▶ _TASK DETAILS_
Among the entries, which lines carry the string "Create"? Copy each of them.

▶ _SUPPLIED RECORDS_

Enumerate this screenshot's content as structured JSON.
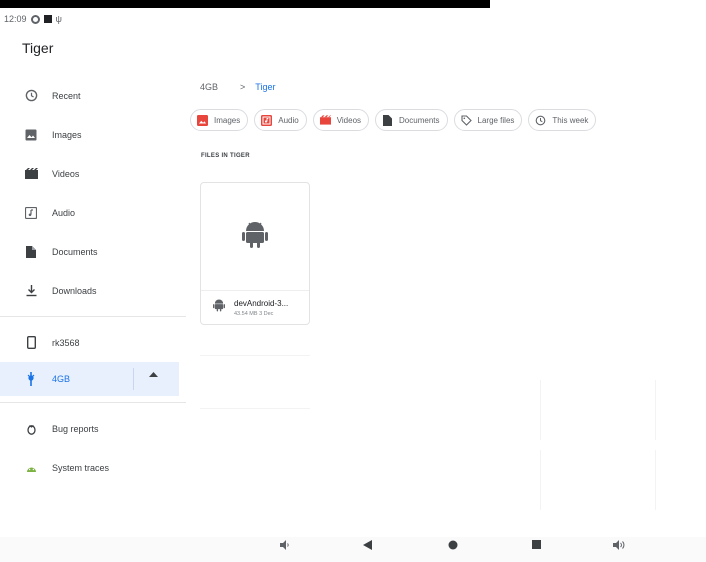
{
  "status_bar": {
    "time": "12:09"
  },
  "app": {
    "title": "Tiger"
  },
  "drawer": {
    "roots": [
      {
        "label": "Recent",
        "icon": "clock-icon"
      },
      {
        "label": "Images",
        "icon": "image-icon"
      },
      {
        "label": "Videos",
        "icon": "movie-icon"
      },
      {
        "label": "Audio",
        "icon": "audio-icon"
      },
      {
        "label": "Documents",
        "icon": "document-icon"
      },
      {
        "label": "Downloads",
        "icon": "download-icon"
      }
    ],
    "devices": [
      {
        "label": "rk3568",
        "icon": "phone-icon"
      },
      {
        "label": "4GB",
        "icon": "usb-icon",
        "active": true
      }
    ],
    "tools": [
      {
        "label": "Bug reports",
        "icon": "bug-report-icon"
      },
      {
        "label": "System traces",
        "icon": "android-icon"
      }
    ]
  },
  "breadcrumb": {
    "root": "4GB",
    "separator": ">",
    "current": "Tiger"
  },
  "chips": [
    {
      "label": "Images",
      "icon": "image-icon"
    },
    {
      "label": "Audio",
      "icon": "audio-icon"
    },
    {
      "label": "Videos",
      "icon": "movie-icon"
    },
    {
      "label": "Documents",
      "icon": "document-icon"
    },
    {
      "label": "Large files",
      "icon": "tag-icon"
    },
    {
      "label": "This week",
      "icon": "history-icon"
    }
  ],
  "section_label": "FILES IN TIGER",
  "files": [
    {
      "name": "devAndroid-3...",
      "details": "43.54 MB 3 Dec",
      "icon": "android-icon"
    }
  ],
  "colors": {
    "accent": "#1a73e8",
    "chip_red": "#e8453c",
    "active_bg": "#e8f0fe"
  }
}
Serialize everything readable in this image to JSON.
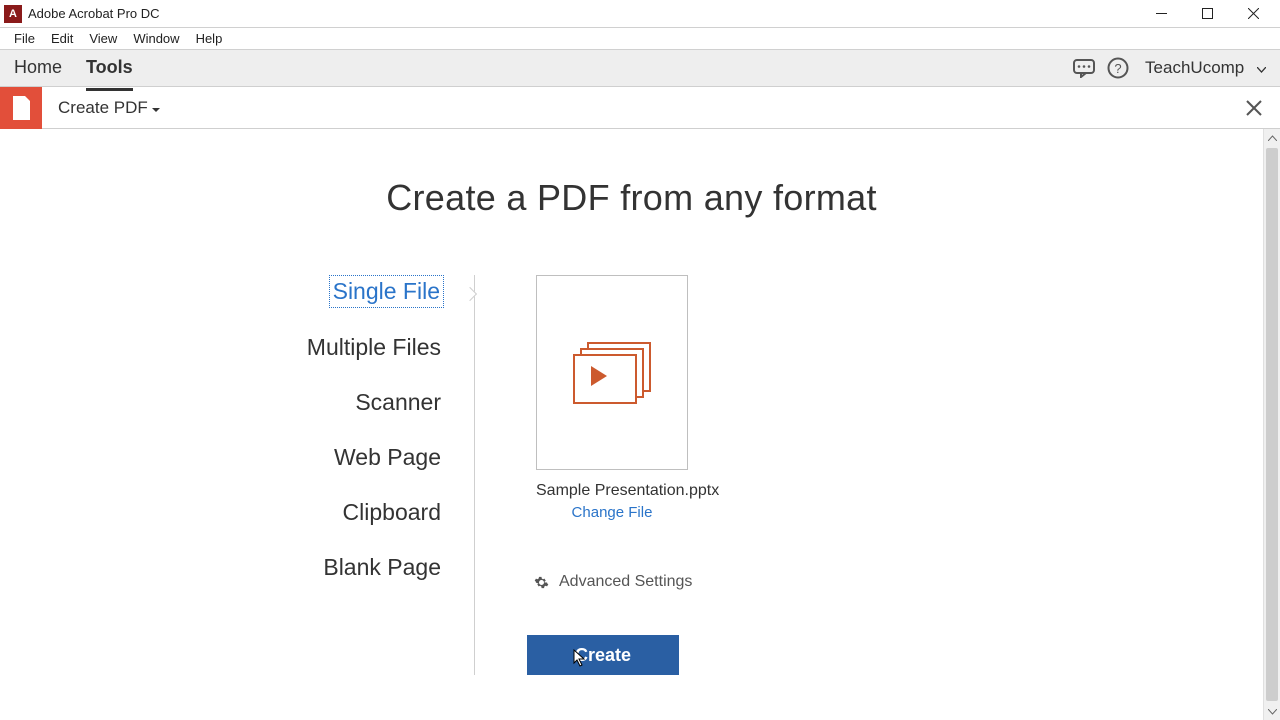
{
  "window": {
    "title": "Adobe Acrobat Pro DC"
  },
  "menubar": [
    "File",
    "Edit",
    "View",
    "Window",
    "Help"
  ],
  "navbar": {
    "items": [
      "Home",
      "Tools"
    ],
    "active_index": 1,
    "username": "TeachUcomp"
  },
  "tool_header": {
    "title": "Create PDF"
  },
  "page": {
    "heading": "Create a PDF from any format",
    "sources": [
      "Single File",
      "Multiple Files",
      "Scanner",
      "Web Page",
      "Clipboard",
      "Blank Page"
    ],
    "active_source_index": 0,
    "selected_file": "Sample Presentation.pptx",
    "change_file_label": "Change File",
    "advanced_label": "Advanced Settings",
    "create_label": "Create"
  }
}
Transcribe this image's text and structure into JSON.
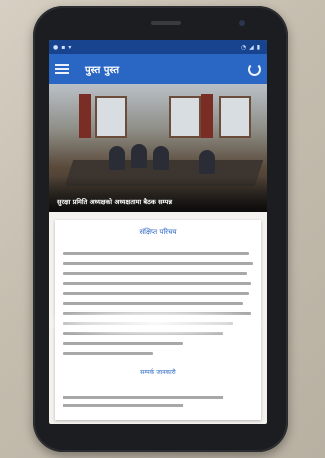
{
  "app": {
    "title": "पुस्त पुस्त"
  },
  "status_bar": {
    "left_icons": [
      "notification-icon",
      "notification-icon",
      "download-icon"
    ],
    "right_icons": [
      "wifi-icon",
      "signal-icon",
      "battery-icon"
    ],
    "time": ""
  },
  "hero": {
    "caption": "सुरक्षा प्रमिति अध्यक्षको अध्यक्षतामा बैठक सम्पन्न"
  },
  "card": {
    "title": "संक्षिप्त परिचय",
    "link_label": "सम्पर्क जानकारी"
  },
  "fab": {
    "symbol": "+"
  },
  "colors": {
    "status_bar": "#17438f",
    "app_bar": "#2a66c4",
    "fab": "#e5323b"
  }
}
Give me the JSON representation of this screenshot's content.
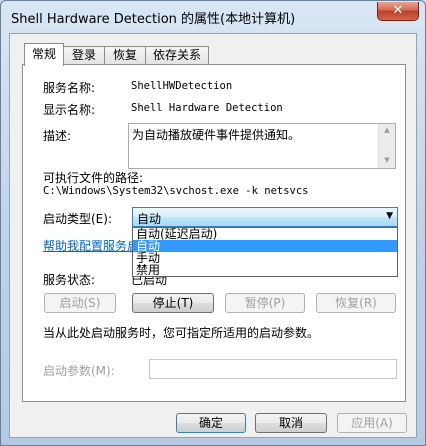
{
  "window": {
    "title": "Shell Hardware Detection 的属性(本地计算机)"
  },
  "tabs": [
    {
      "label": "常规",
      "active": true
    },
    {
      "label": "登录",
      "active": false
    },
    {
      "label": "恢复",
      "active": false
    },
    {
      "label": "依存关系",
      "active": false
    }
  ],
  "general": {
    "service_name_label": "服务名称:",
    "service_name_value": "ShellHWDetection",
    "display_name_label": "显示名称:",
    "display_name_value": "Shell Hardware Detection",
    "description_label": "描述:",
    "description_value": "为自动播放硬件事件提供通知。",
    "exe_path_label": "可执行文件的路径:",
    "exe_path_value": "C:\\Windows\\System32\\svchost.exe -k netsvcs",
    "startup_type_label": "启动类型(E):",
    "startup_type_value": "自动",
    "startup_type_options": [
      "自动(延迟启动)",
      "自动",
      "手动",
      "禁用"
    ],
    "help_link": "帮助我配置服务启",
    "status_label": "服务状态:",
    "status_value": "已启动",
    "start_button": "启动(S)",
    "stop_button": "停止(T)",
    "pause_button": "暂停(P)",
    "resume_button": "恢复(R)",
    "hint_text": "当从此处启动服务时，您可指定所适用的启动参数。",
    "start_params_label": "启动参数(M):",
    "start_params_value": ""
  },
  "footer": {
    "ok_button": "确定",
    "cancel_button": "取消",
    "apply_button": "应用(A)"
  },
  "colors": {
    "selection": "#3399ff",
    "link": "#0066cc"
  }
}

▶ _RESPONSE BOX_
    "title": "Create PDF"
    "heading": "Create a PDF from any format",
    "create_label": "Create"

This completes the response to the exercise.